NEW PORT RICHEY
Fergie leapt to the front of her cage when her visitors arrived. As the cage door opened, the excited feline jumped down to enjoy the tuna feast on the fingers of trainer Cassie Matthies. Then she greeted SPCA executive director Gail Armstrong with a nudge, and Armstrong stroked the sleek black and white coat of the American short-haired kitty.
A warm welcome from a cat might seem unremarkable, but Fergie wasn't always this way.
"A couple brought her here because she wasn't friendly, and they were afraid she was going to bite," Armstrong said.
Fergie was extremely timid when she arrived at the shelter on Congress Street a couple of months ago. She would stay in the far corner of her cage and hide. When anyone would come near her, she would hiss and swat at them.
"She didn't want to interact with anybody," Armstrong said.
The trick to making her more sociable — and more likely to be adopted — was clicker training.
Clicker training is a reward-motivated technique used on animals to help them become comfortable around people. When Fergie responds to a command, Matthies sets off the mechanical clicker. Then Fergie is rewarded with her favorite snack, tuna.
"Fergie loves food," said Matthies, the shelter's behavioral specialist. Other animals are rewarded with other treats.
SPCA Suncoast always has used positive reinforcement with its animals, and the staff has been working with clicker training for a few months now.
The method is similar to the training used with killer whales at SeaWorld. When Shamu completes his trick, the trainer blows a whistle. That whistle signifies that Shamu will be rewarded with a fish.
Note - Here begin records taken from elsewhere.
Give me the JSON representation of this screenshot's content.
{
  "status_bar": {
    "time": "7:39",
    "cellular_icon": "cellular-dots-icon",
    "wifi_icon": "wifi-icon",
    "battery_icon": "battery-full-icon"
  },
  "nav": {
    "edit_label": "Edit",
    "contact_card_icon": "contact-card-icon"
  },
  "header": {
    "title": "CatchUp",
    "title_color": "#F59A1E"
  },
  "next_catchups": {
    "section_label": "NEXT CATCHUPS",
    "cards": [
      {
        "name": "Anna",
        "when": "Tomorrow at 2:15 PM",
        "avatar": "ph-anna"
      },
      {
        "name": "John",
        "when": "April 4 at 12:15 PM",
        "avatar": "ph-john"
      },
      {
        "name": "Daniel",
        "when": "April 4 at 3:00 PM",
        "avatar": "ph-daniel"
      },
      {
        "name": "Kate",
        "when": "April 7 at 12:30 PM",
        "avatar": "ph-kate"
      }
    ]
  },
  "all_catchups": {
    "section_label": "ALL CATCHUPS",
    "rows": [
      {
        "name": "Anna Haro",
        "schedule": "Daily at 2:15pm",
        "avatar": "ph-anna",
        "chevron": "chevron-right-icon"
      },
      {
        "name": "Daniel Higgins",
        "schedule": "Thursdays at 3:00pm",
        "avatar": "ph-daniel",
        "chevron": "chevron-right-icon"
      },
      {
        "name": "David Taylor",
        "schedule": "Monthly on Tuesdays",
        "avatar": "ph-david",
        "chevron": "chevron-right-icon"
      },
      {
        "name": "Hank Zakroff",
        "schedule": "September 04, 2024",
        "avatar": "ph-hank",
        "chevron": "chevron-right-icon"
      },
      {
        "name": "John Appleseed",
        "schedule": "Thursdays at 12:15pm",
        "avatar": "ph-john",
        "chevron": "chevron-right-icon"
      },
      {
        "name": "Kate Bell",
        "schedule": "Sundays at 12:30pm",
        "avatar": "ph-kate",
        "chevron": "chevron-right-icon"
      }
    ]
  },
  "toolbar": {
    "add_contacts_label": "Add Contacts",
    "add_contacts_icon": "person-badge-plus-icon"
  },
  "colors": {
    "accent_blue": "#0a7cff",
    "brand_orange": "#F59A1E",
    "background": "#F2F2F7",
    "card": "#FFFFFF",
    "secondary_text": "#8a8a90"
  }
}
Matthies uses another variation of the technique with Flower, a dog who is deaf. Instead of a clicker, she uses a laser pointer to reinforce good behavior and signal a treat.
"The concept of clicker training can be very powerful," Armstrong said. "But it isn't easy. You can't just hand someone a clicker and say go at it. It's a skill."
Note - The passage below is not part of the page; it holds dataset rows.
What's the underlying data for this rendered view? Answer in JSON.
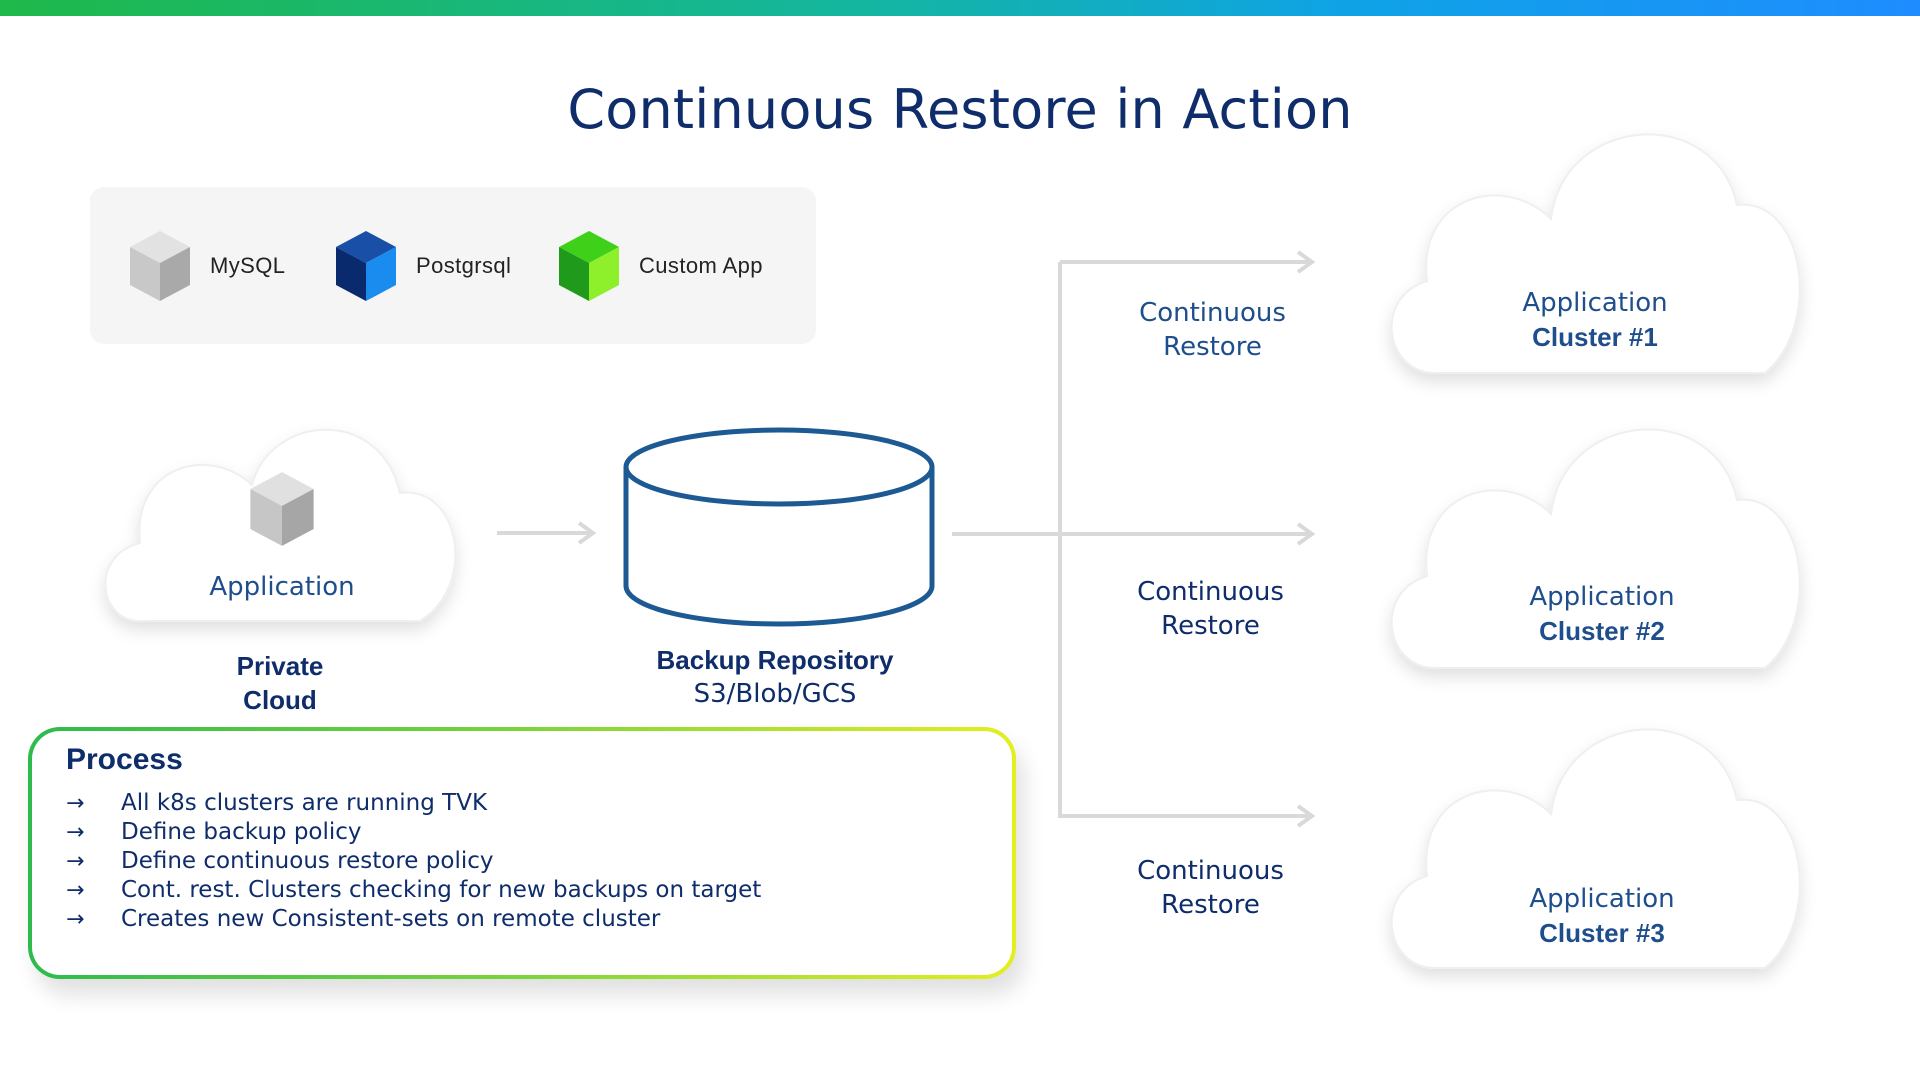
{
  "title": "Continuous Restore in Action",
  "legend": {
    "items": [
      {
        "label": "MySQL",
        "icon": "gray-cube-icon",
        "color": "#bdbdbd"
      },
      {
        "label": "Postgrsql",
        "icon": "blue-cube-icon",
        "color": "#0a56c8"
      },
      {
        "label": "Custom App",
        "icon": "green-cube-icon",
        "color": "#35c21a"
      }
    ]
  },
  "source": {
    "cloud_label": "Application",
    "name_line1": "Private",
    "name_line2": "Cloud"
  },
  "repository": {
    "name": "Backup Repository",
    "subtitle": "S3/Blob/GCS"
  },
  "restore_labels": [
    {
      "line1": "Continuous",
      "line2": "Restore"
    },
    {
      "line1": "Continuous",
      "line2": "Restore"
    },
    {
      "line1": "Continuous",
      "line2": "Restore"
    }
  ],
  "clusters": [
    {
      "line1": "Application",
      "line2": "Cluster #1"
    },
    {
      "line1": "Application",
      "line2": "Cluster #2"
    },
    {
      "line1": "Application",
      "line2": "Cluster #3"
    }
  ],
  "process": {
    "title": "Process",
    "steps": [
      "All k8s clusters are running TVK",
      "Define backup policy",
      "Define continuous restore policy",
      "Cont. rest. Clusters checking for new backups on target",
      "Creates new Consistent-sets on remote cluster"
    ]
  },
  "colors": {
    "accent_dark_blue": "#0f2d6b",
    "accent_blue": "#1e4e8c",
    "repository_stroke": "#1d5a93",
    "arrow_gray": "#d9d9d9"
  }
}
Both timing and reinforcement are very important keys to clicker training, and it takes patience to learn it.
"After I began the training, it took about a week to see a response," said Matthies, "and a few weeks to see actual results."
She has used the clicker training with Fergie for about a month and a half, and said the results in such a short time are remarkable.
"It's incredible when people think I'm showing them a different cat," Armstrong said. "They say, 'That can't be the same cat.' That's when you know it's worked wonders."
Fergie, who is about 2 years old, needs an adoptive home. Her future owner would be encouraged to continue clicker training, as it would make a much easier transition for the cat. As she becomes comfortable with people, she can be weaned off the clicker method.
"We'd like for her to move from the association that people are good things because they give me food, to people are just good things," Armstrong said. "Her turnaround in fortunes is an amazing story, and I'm looking forward to her being someone's forever pet."